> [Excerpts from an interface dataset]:
○ ○ ○ ○
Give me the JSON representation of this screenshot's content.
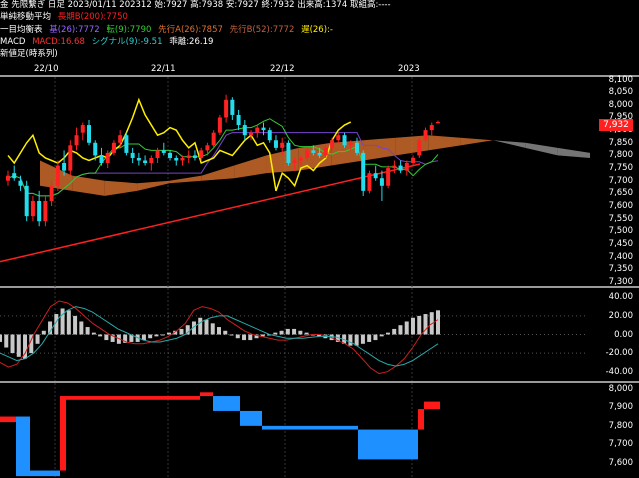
{
  "header": {
    "line1": "金 先限繋ぎ 日足 2023/01/11 202312 始:7927 高:7938 安:7927 終:7932 出来高:1374 取組高:----",
    "ma_label": "単純移動平均",
    "ma_value": "長期B(200):7750",
    "ichimoku_label": "一目均衡表",
    "ichimoku_base": "基(26):7772",
    "ichimoku_conv": "転(9):7790",
    "ichimoku_span_a": "先行A(26):7857",
    "ichimoku_span_b": "先行B(52):7772",
    "ichimoku_lag": "遅(26):-",
    "macd_label": "MACD",
    "macd_value": "MACD:16.68",
    "macd_signal": "シグナル(9):-9.51",
    "macd_hist": "乖離:26.19",
    "newvalue_label": "新値足(時系列)"
  },
  "xaxis": [
    "22/10",
    "22/11",
    "22/12",
    "2023"
  ],
  "price_axis": [
    "8,100",
    "8,050",
    "8,000",
    "7,950",
    "7,900",
    "7,850",
    "7,800",
    "7,750",
    "7,700",
    "7,650",
    "7,600",
    "7,550",
    "7,500",
    "7,450",
    "7,400",
    "7,350",
    "7,300"
  ],
  "macd_axis": [
    "40.00",
    "20.00",
    "0.00",
    "-20.00",
    "-40.00"
  ],
  "newvalue_axis": [
    "8,000",
    "7,900",
    "7,800",
    "7,700",
    "7,600"
  ],
  "current_price": "7,932",
  "colors": {
    "up": "#ff2222",
    "down": "#22ddee",
    "ma": "#ff2020",
    "conv": "#7744cc",
    "base": "#ffee00",
    "span_up": "#cc6a2a",
    "span_down": "#8a8a8a",
    "macd": "#cc2020",
    "signal": "#2aa8a8",
    "hist": "#c8c8c8"
  },
  "chart_data": [
    {
      "type": "candlestick",
      "title": "金 先限繋ぎ 日足",
      "ylim": [
        7280,
        8110
      ],
      "x": [
        "22/10",
        "22/11",
        "22/12",
        "2023"
      ],
      "candles": [
        [
          7700,
          7740,
          7680,
          7720
        ],
        [
          7730,
          7760,
          7700,
          7710
        ],
        [
          7700,
          7720,
          7660,
          7680
        ],
        [
          7680,
          7700,
          7540,
          7560
        ],
        [
          7560,
          7640,
          7540,
          7620
        ],
        [
          7620,
          7660,
          7520,
          7540
        ],
        [
          7540,
          7640,
          7520,
          7620
        ],
        [
          7620,
          7700,
          7600,
          7680
        ],
        [
          7680,
          7780,
          7660,
          7760
        ],
        [
          7770,
          7820,
          7720,
          7740
        ],
        [
          7740,
          7860,
          7720,
          7840
        ],
        [
          7840,
          7910,
          7820,
          7880
        ],
        [
          7890,
          7930,
          7860,
          7920
        ],
        [
          7920,
          7940,
          7840,
          7850
        ],
        [
          7850,
          7860,
          7780,
          7800
        ],
        [
          7800,
          7830,
          7760,
          7770
        ],
        [
          7770,
          7820,
          7750,
          7810
        ],
        [
          7810,
          7860,
          7800,
          7850
        ],
        [
          7850,
          7900,
          7830,
          7880
        ],
        [
          7880,
          7890,
          7800,
          7810
        ],
        [
          7810,
          7830,
          7770,
          7790
        ],
        [
          7790,
          7810,
          7760,
          7780
        ],
        [
          7780,
          7800,
          7760,
          7770
        ],
        [
          7770,
          7800,
          7740,
          7790
        ],
        [
          7790,
          7830,
          7770,
          7820
        ],
        [
          7820,
          7850,
          7800,
          7810
        ],
        [
          7810,
          7820,
          7780,
          7790
        ],
        [
          7790,
          7800,
          7760,
          7780
        ],
        [
          7780,
          7800,
          7760,
          7790
        ],
        [
          7790,
          7820,
          7770,
          7800
        ],
        [
          7800,
          7820,
          7780,
          7790
        ],
        [
          7790,
          7830,
          7780,
          7820
        ],
        [
          7820,
          7850,
          7800,
          7840
        ],
        [
          7840,
          7900,
          7830,
          7890
        ],
        [
          7890,
          7960,
          7880,
          7950
        ],
        [
          7950,
          8040,
          7930,
          8020
        ],
        [
          8020,
          8030,
          7940,
          7960
        ],
        [
          7960,
          7980,
          7900,
          7920
        ],
        [
          7920,
          7940,
          7860,
          7880
        ],
        [
          7880,
          7900,
          7860,
          7890
        ],
        [
          7890,
          7920,
          7870,
          7910
        ],
        [
          7910,
          7930,
          7880,
          7900
        ],
        [
          7900,
          7910,
          7850,
          7860
        ],
        [
          7860,
          7880,
          7820,
          7830
        ],
        [
          7830,
          7870,
          7800,
          7850
        ],
        [
          7850,
          7860,
          7760,
          7770
        ],
        [
          7770,
          7790,
          7740,
          7780
        ],
        [
          7780,
          7800,
          7760,
          7790
        ],
        [
          7790,
          7830,
          7780,
          7820
        ],
        [
          7820,
          7840,
          7800,
          7810
        ],
        [
          7810,
          7830,
          7790,
          7800
        ],
        [
          7800,
          7840,
          7790,
          7830
        ],
        [
          7830,
          7870,
          7820,
          7860
        ],
        [
          7860,
          7890,
          7850,
          7880
        ],
        [
          7880,
          7890,
          7830,
          7840
        ],
        [
          7840,
          7860,
          7820,
          7850
        ],
        [
          7850,
          7870,
          7800,
          7810
        ],
        [
          7810,
          7820,
          7640,
          7660
        ],
        [
          7660,
          7740,
          7650,
          7730
        ],
        [
          7730,
          7760,
          7700,
          7710
        ],
        [
          7710,
          7740,
          7620,
          7680
        ],
        [
          7680,
          7760,
          7670,
          7750
        ],
        [
          7750,
          7780,
          7730,
          7760
        ],
        [
          7760,
          7780,
          7730,
          7740
        ],
        [
          7740,
          7780,
          7720,
          7770
        ],
        [
          7770,
          7800,
          7760,
          7790
        ],
        [
          7800,
          7870,
          7790,
          7860
        ],
        [
          7860,
          7910,
          7850,
          7900
        ],
        [
          7900,
          7930,
          7880,
          7920
        ],
        [
          7927,
          7938,
          7927,
          7932
        ]
      ],
      "ma200": [
        7380,
        7766
      ],
      "span_a": [
        7780,
        7720,
        7700,
        7690,
        7700,
        7720,
        7760,
        7800,
        7830,
        7850,
        7860,
        7870,
        7880,
        7870,
        7860,
        7830,
        7800,
        7790
      ],
      "span_b": [
        7680,
        7660,
        7640,
        7660,
        7690,
        7700,
        7710,
        7730,
        7740,
        7760,
        7780,
        7800,
        7820,
        7840,
        7860,
        7850,
        7830,
        7810
      ]
    },
    {
      "type": "bar",
      "title": "MACD",
      "ylim": [
        -50,
        50
      ],
      "hist": [
        -8,
        -14,
        -20,
        -24,
        -26,
        -20,
        -10,
        4,
        14,
        22,
        28,
        26,
        20,
        14,
        8,
        2,
        -2,
        -6,
        -8,
        -10,
        -9,
        -8,
        -8,
        -6,
        -4,
        -2,
        0,
        2,
        4,
        6,
        10,
        14,
        18,
        16,
        12,
        8,
        4,
        0,
        -4,
        -6,
        -6,
        -4,
        -2,
        0,
        2,
        4,
        6,
        6,
        4,
        2,
        0,
        -2,
        -4,
        -6,
        -8,
        -10,
        -12,
        -12,
        -10,
        -8,
        -6,
        -2,
        2,
        6,
        10,
        14,
        18,
        20,
        22,
        24,
        26
      ],
      "series": [
        {
          "name": "MACD",
          "values": [
            -30,
            -35,
            -32,
            -20,
            0,
            15,
            30,
            36,
            34,
            28,
            20,
            12,
            6,
            0,
            -4,
            -8,
            -10,
            -10,
            -8,
            -6,
            -2,
            4,
            12,
            26,
            30,
            28,
            24,
            16,
            10,
            4,
            0,
            -2,
            -4,
            -6,
            -6,
            -4,
            -2,
            0,
            0,
            -2,
            -6,
            -10,
            -16,
            -26,
            -36,
            -42,
            -40,
            -34,
            -26,
            -14,
            0,
            10,
            16
          ]
        },
        {
          "name": "シグナル(9)",
          "values": [
            -20,
            -24,
            -28,
            -26,
            -20,
            -10,
            4,
            18,
            26,
            30,
            28,
            24,
            18,
            12,
            6,
            2,
            -2,
            -6,
            -8,
            -8,
            -6,
            -4,
            0,
            8,
            14,
            18,
            20,
            20,
            16,
            12,
            8,
            4,
            0,
            -2,
            -4,
            -4,
            -4,
            -3,
            -2,
            -2,
            -3,
            -6,
            -10,
            -16,
            -22,
            -28,
            -32,
            -34,
            -32,
            -28,
            -22,
            -16,
            -10
          ]
        }
      ]
    },
    {
      "type": "bar",
      "title": "新値足(時系列)",
      "ylim": [
        7520,
        8030
      ],
      "boxes": [
        {
          "dir": "up",
          "x0": 0,
          "x1": 16,
          "lo": 7820,
          "hi": 7850
        },
        {
          "dir": "down",
          "x0": 16,
          "x1": 30,
          "lo": 7530,
          "hi": 7850
        },
        {
          "dir": "down",
          "x0": 30,
          "x1": 60,
          "lo": 7530,
          "hi": 7560
        },
        {
          "dir": "up",
          "x0": 60,
          "x1": 66,
          "lo": 7560,
          "hi": 7960
        },
        {
          "dir": "up",
          "x0": 66,
          "x1": 200,
          "lo": 7940,
          "hi": 7960
        },
        {
          "dir": "up",
          "x0": 200,
          "x1": 213,
          "lo": 7960,
          "hi": 7980
        },
        {
          "dir": "down",
          "x0": 213,
          "x1": 240,
          "lo": 7880,
          "hi": 7960
        },
        {
          "dir": "down",
          "x0": 240,
          "x1": 262,
          "lo": 7800,
          "hi": 7880
        },
        {
          "dir": "down",
          "x0": 262,
          "x1": 358,
          "lo": 7780,
          "hi": 7800
        },
        {
          "dir": "down",
          "x0": 358,
          "x1": 418,
          "lo": 7620,
          "hi": 7780
        },
        {
          "dir": "up",
          "x0": 418,
          "x1": 424,
          "lo": 7780,
          "hi": 7890
        },
        {
          "dir": "up",
          "x0": 424,
          "x1": 440,
          "lo": 7890,
          "hi": 7930
        }
      ]
    }
  ]
}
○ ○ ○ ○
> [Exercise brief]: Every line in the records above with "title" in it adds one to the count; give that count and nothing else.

> [Result]: 3